▶ **What to work on**:
Your answer must repeat all of the entries word for word, without any images.

Element data from apps and pages:
+ + + +
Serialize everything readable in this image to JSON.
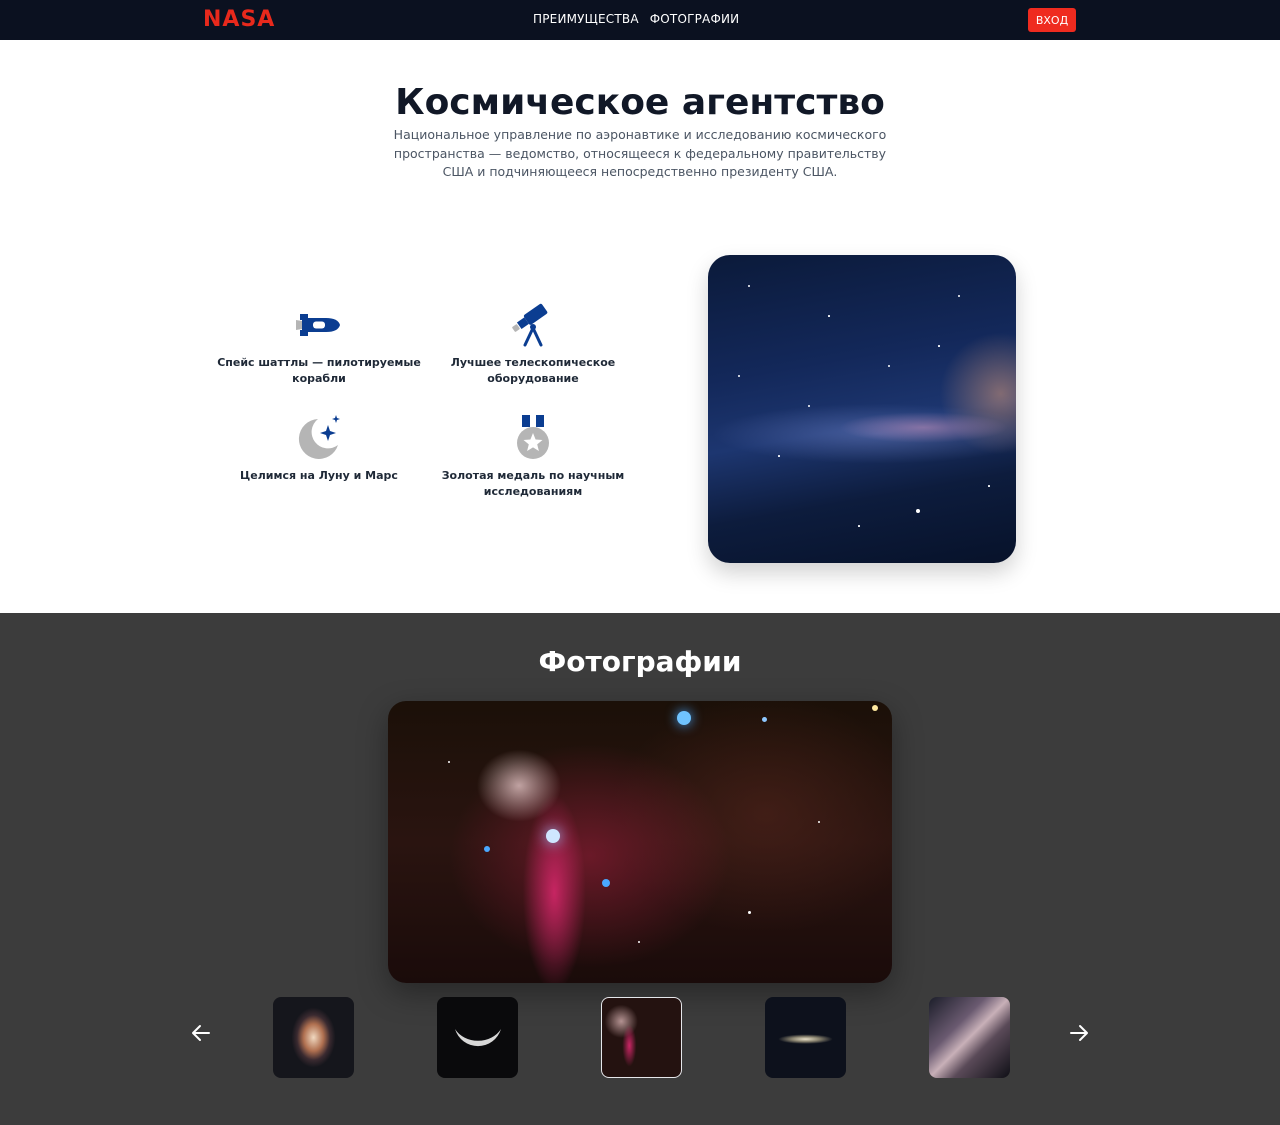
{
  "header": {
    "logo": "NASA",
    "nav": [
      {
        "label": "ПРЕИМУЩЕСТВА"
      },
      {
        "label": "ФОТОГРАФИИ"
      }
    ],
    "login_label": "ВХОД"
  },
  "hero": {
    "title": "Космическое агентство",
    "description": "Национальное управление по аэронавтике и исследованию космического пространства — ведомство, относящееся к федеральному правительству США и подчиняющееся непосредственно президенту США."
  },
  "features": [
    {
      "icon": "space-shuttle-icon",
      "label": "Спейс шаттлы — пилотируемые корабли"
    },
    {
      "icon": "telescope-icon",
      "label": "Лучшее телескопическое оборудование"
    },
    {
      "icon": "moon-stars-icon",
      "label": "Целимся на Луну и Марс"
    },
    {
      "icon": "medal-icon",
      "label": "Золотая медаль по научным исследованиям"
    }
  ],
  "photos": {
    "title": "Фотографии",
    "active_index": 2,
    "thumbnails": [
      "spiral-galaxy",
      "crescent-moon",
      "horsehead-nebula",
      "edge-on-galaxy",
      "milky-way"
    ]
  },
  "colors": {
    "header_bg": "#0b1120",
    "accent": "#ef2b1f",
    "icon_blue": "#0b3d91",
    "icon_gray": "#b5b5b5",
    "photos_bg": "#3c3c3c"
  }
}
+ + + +
▶ **Answer space**:
Serialize everything readable in this image to JSON.
{
  "header": {
    "logo": "NASA",
    "nav": [
      {
        "label": "ПРЕИМУЩЕСТВА"
      },
      {
        "label": "ФОТОГРАФИИ"
      }
    ],
    "login_label": "ВХОД"
  },
  "hero": {
    "title": "Космическое агентство",
    "description": "Национальное управление по аэронавтике и исследованию космического пространства — ведомство, относящееся к федеральному правительству США и подчиняющееся непосредственно президенту США."
  },
  "features": [
    {
      "icon": "space-shuttle-icon",
      "label": "Спейс шаттлы — пилотируемые корабли"
    },
    {
      "icon": "telescope-icon",
      "label": "Лучшее телескопическое оборудование"
    },
    {
      "icon": "moon-stars-icon",
      "label": "Целимся на Луну и Марс"
    },
    {
      "icon": "medal-icon",
      "label": "Золотая медаль по научным исследованиям"
    }
  ],
  "photos": {
    "title": "Фотографии",
    "active_index": 2,
    "thumbnails": [
      "spiral-galaxy",
      "crescent-moon",
      "horsehead-nebula",
      "edge-on-galaxy",
      "milky-way"
    ]
  },
  "colors": {
    "header_bg": "#0b1120",
    "accent": "#ef2b1f",
    "icon_blue": "#0b3d91",
    "icon_gray": "#b5b5b5",
    "photos_bg": "#3c3c3c"
  }
}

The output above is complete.